It was so amazing in fact, that I Googled it: and tho' I found that there were a few inaccuracies, it is true, it was lived. Guy Sajer himself says that it's not meant to be a strategic/chronological account but is instead meant as an emotional rendering of what he experienced.
And emotional it is. It starts with him as an optimistic young soldier fighting for the Germans even tho' he's half French (from what I Googled, it is suggested that he did it because he felt the Germans were Europe's best hope to save countries from Bolshevism), goes through testing as a member of an auxiliary unit, and then the greatest part of it is flat-out war and chaos.
There is smoke, fire, death all around him. Struggling innocents, struggling participants. I'd just finished listening to "Enemy at the Gates", about Stalingrad, and here in "The Forgotten Soldier" there was a greater accounting of it at the costs of Germany. But there is so much more: more battles, more to be won and lost, and so much hunger and privation.

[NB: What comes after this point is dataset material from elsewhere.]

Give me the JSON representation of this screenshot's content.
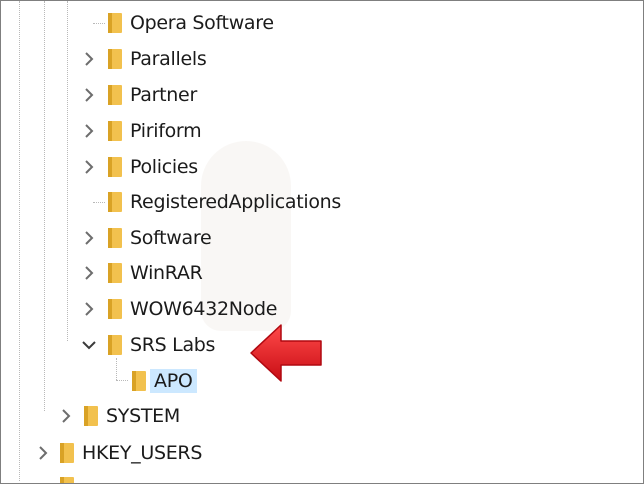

I have never suffered so much alongside another person as I did with this book, it's so humane.
It's not just warfare that's soooo vividly portrayed; this is just a well, well-written book. Nature, comradeship, fear are written elegantly, with brilliant prose, and Derek Perkins delivers it flawlessly, humanely.
This is a credit well-spent, 21 1/2 hours I wouldn't trade for the world.
62 of 67 people found this review helpful
Story of survival as a German soldier in Ww2 Soviet Union. You don't usually think of them as human, with human emotions. They were, and it is a very touching story. At the end, the symptoms he suffers are clearly post traumatic stress disorders. An amazing story of survival.
11 of 12 people found this review helpful